Task prompt -> Report each line below that carries the word "server".

App and web page records:
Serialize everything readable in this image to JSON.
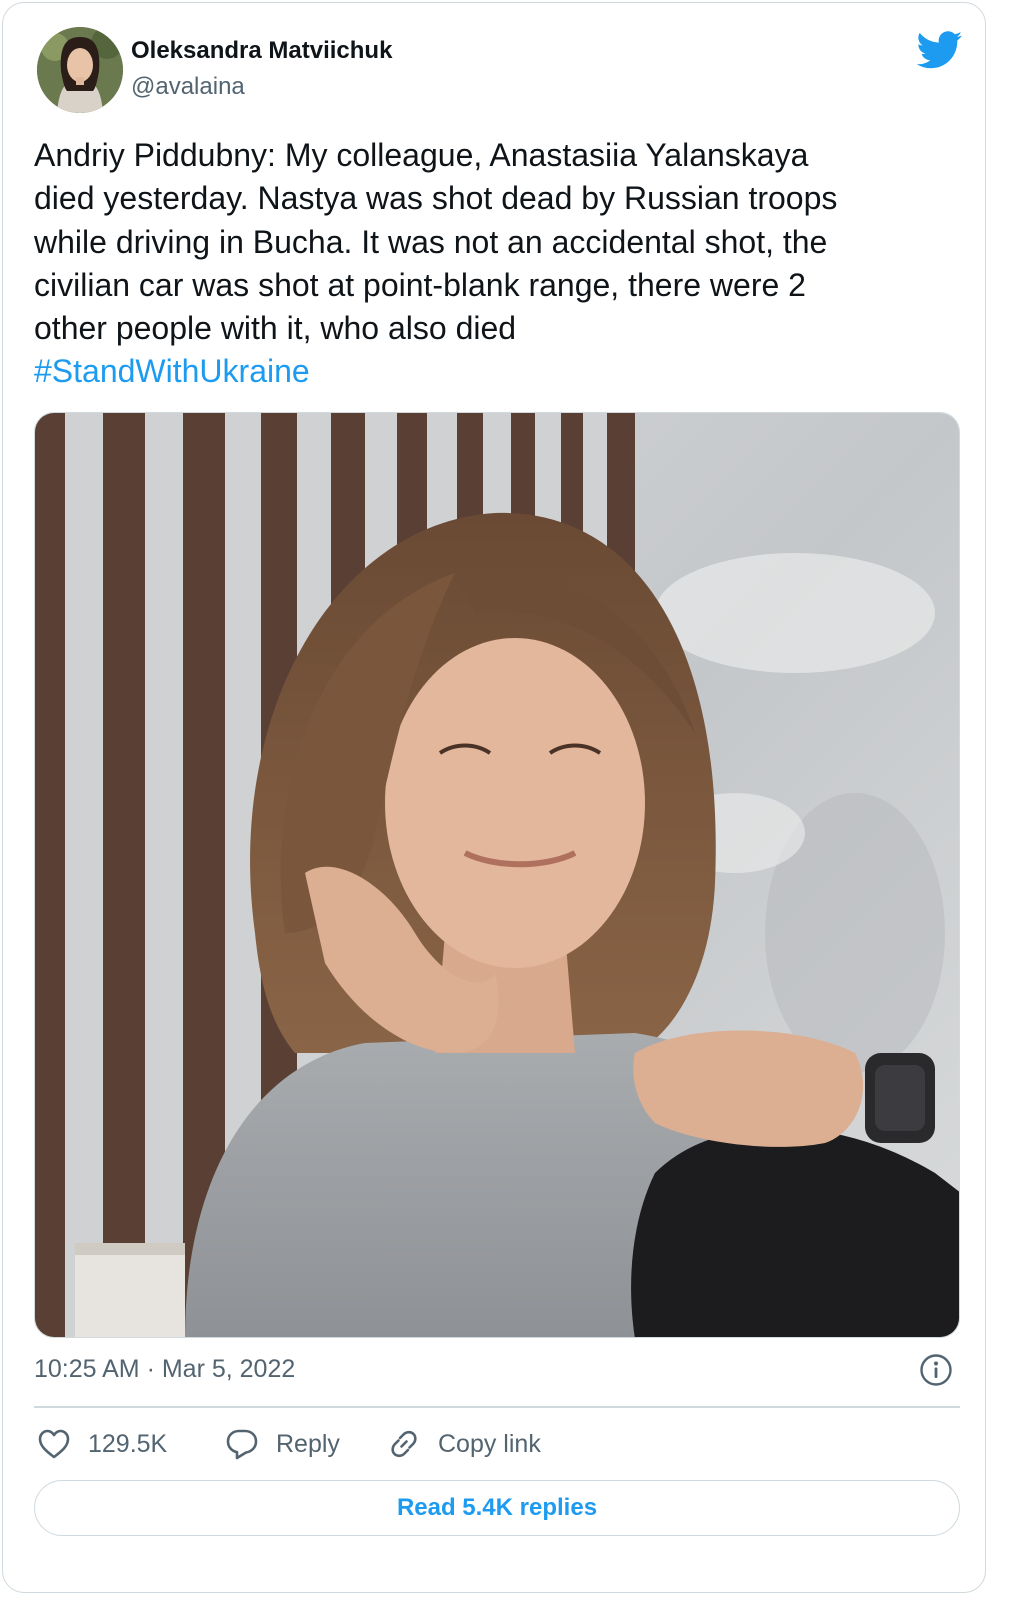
{
  "author": {
    "name": "Oleksandra Matviichuk",
    "handle": "@avalaina"
  },
  "tweet": {
    "text_lines": [
      "Andriy Piddubny: My colleague, Anastasiia Yalanskaya",
      "died yesterday. Nastya was shot dead by Russian troops",
      "while driving in Bucha. It was not an accidental shot, the",
      "civilian car was shot at point-blank range, there were 2",
      "other people with it, who also died"
    ],
    "hashtag": "#StandWithUkraine"
  },
  "meta": {
    "timestamp": "10:25 AM · Mar 5, 2022"
  },
  "actions": {
    "like_count": "129.5K",
    "reply_label": "Reply",
    "copy_link_label": "Copy link"
  },
  "footer": {
    "read_replies_label": "Read 5.4K replies"
  },
  "icons": {
    "brand": "twitter-bird-icon",
    "info": "info-icon",
    "like": "heart-icon",
    "reply": "speech-bubble-icon",
    "copy_link": "link-icon"
  },
  "colors": {
    "accent": "#1d9bf0",
    "text": "#0f1419",
    "secondary": "#536471",
    "border": "#cfd9de"
  }
}
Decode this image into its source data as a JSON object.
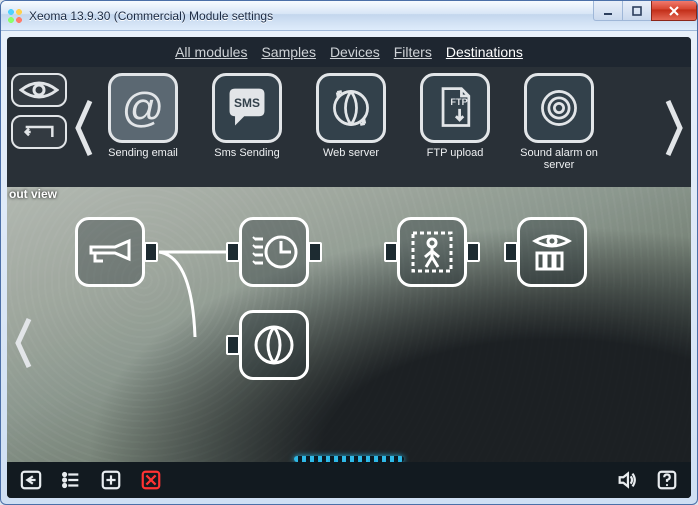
{
  "window": {
    "title": "Xeoma 13.9.30 (Commercial) Module settings"
  },
  "tabs": {
    "all": "All modules",
    "samples": "Samples",
    "devices": "Devices",
    "filters": "Filters",
    "destinations": "Destinations",
    "active": "destinations"
  },
  "modules": [
    {
      "id": "sending-email",
      "label": "Sending email",
      "icon": "at-icon",
      "selected": true
    },
    {
      "id": "sms-sending",
      "label": "Sms Sending",
      "icon": "sms-icon",
      "selected": false
    },
    {
      "id": "web-server",
      "label": "Web server",
      "icon": "globe-arrows-icon",
      "selected": false
    },
    {
      "id": "ftp-upload",
      "label": "FTP upload",
      "icon": "ftp-page-icon",
      "selected": false
    },
    {
      "id": "sound-alarm",
      "label": "Sound alarm on server",
      "icon": "speaker-rings-icon",
      "selected": false
    }
  ],
  "canvas": {
    "overlay_text": "out view",
    "nodes": [
      {
        "id": "camera",
        "icon": "camera-icon"
      },
      {
        "id": "scheduler",
        "icon": "scheduler-icon"
      },
      {
        "id": "motion",
        "icon": "motion-icon"
      },
      {
        "id": "archive",
        "icon": "archive-icon"
      },
      {
        "id": "web-server-node",
        "icon": "globe-arrows-icon"
      }
    ]
  },
  "icons": {
    "eye-icon": "eye",
    "back-wide-icon": "back",
    "chevron-left-icon": "chevron-left",
    "chevron-right-icon": "chevron-right",
    "arrow-back-icon": "arrow-back",
    "list-icon": "list",
    "plus-icon": "plus",
    "x-icon": "x",
    "sound-icon": "sound",
    "help-icon": "help"
  }
}
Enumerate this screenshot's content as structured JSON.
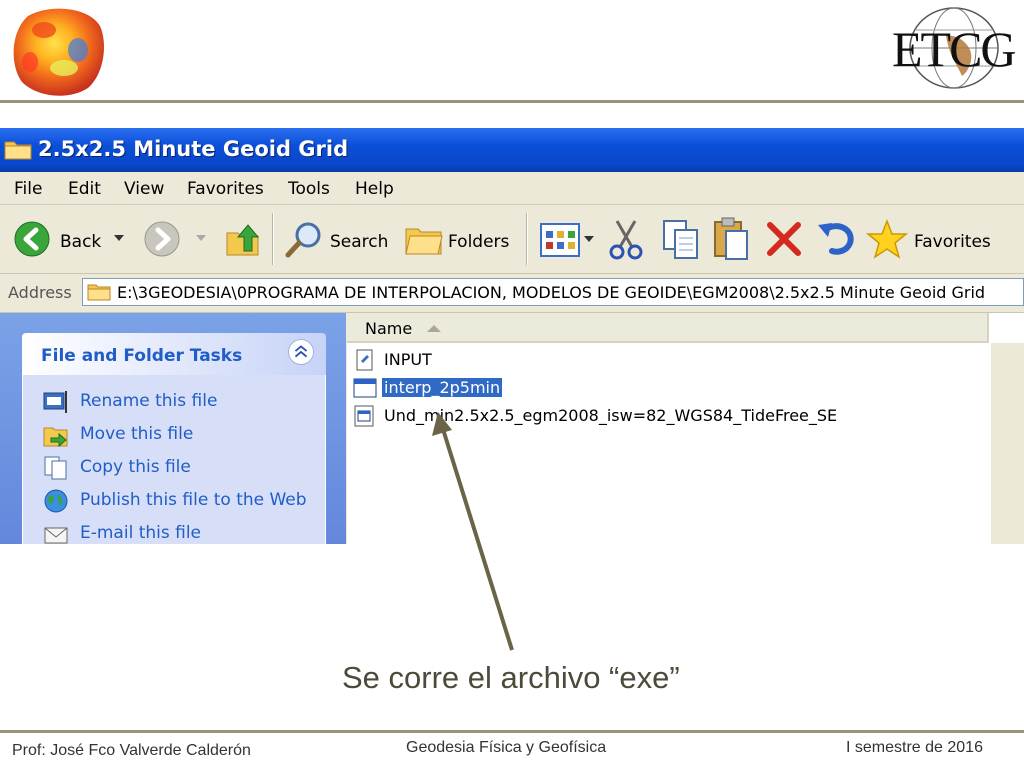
{
  "slide": {
    "logo_text": "ETCG",
    "caption": "Se corre el archivo “exe”",
    "footer": {
      "left": "Prof: José Fco Valverde Calderón",
      "center": "Geodesia Física y Geofísica",
      "right": "I semestre de 2016"
    },
    "colors": {
      "rule": "#9a9374",
      "caption": "#4d4a3a",
      "arrow": "#6b6547"
    }
  },
  "window": {
    "title": "2.5x2.5 Minute Geoid Grid",
    "menu": [
      "File",
      "Edit",
      "View",
      "Favorites",
      "Tools",
      "Help"
    ],
    "toolbar": {
      "back_label": "Back",
      "search_label": "Search",
      "folders_label": "Folders",
      "favorites_label": "Favorites"
    },
    "address": {
      "label": "Address",
      "value": "E:\\3GEODESIA\\0PROGRAMA DE INTERPOLACION, MODELOS DE GEOIDE\\EGM2008\\2.5x2.5 Minute Geoid Grid"
    },
    "tasks": {
      "header": "File and Folder Tasks",
      "items": [
        "Rename this file",
        "Move this file",
        "Copy this file",
        "Publish this file to the Web",
        "E-mail this file"
      ]
    },
    "files": {
      "column_name": "Name",
      "items": [
        "INPUT",
        "interp_2p5min",
        "Und_min2.5x2.5_egm2008_isw=82_WGS84_TideFree_SE"
      ],
      "selected": "interp_2p5min"
    },
    "colors": {
      "titlebar": "#0a46c8",
      "taskpane": "#6f95e1",
      "task_link": "#215dc6",
      "selection": "#316ac5"
    }
  }
}
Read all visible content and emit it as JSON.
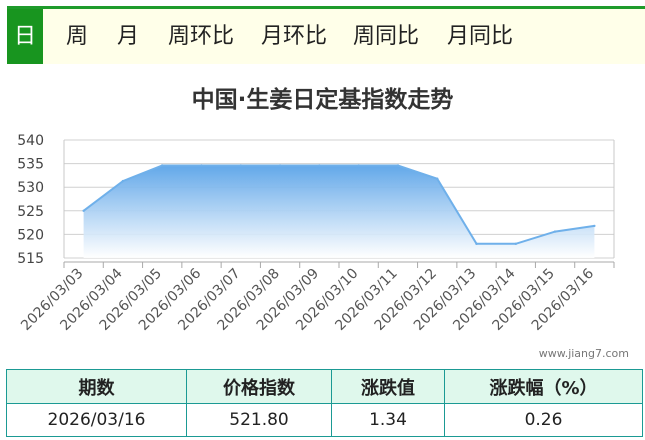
{
  "tabs": [
    {
      "label": "日",
      "active": true
    },
    {
      "label": "周",
      "active": false
    },
    {
      "label": "月",
      "active": false
    },
    {
      "label": "周环比",
      "active": false
    },
    {
      "label": "月环比",
      "active": false
    },
    {
      "label": "周同比",
      "active": false
    },
    {
      "label": "月同比",
      "active": false
    }
  ],
  "colors": {
    "tab_active": "#18951f",
    "accent": "#1e9b2b",
    "area_top": "#5aa3e8",
    "line": "#6fb0ea",
    "table_border": "#1b9a94"
  },
  "chart_data": {
    "type": "area",
    "title": "中国·生姜日定基指数走势",
    "x": [
      "2026/03/03",
      "2026/03/04",
      "2026/03/05",
      "2026/03/06",
      "2026/03/07",
      "2026/03/08",
      "2026/03/09",
      "2026/03/10",
      "2026/03/11",
      "2026/03/12",
      "2026/03/13",
      "2026/03/14",
      "2026/03/15",
      "2026/03/16"
    ],
    "y": [
      525.0,
      531.3,
      534.6,
      534.6,
      534.6,
      534.6,
      534.6,
      534.6,
      534.6,
      531.8,
      518.0,
      518.0,
      520.6,
      521.8
    ],
    "yticks": [
      515,
      520,
      525,
      530,
      535,
      540
    ],
    "ylim": [
      515,
      540
    ],
    "grid": true
  },
  "watermark": "www.jiang7.com",
  "summary": {
    "headers": [
      "期数",
      "价格指数",
      "涨跌值",
      "涨跌幅（%）"
    ],
    "row": [
      "2026/03/16",
      "521.80",
      "1.34",
      "0.26"
    ]
  }
}
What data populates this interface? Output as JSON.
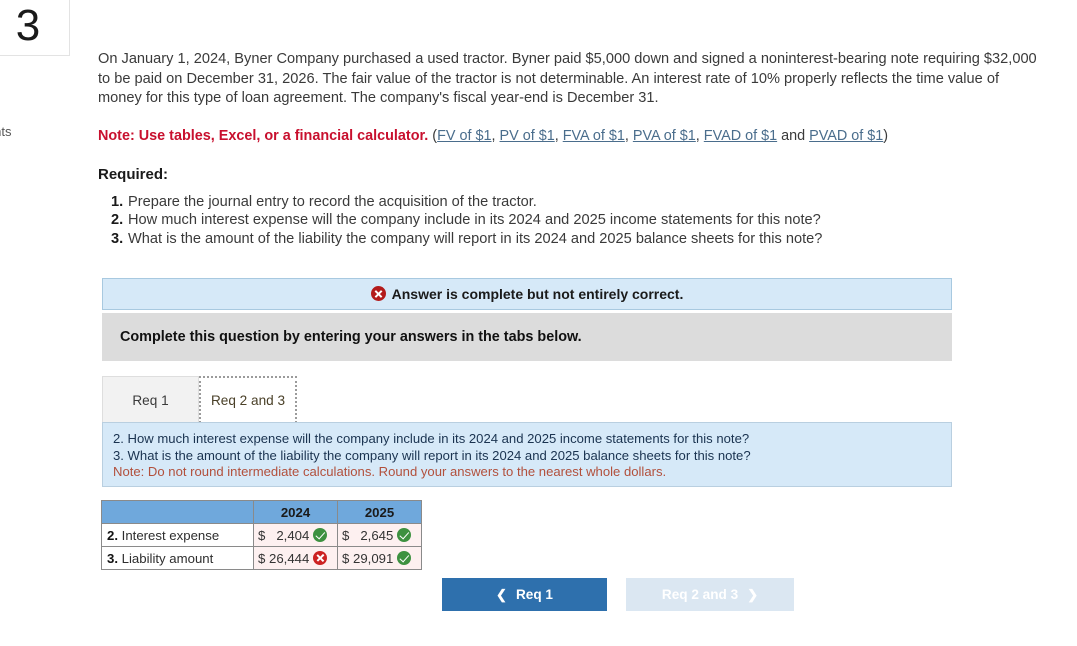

Output for this task ->
      "id": "web-server",
      "label": "Web server",
      "label": "Sound alarm on server",
        "id": "web-server-node",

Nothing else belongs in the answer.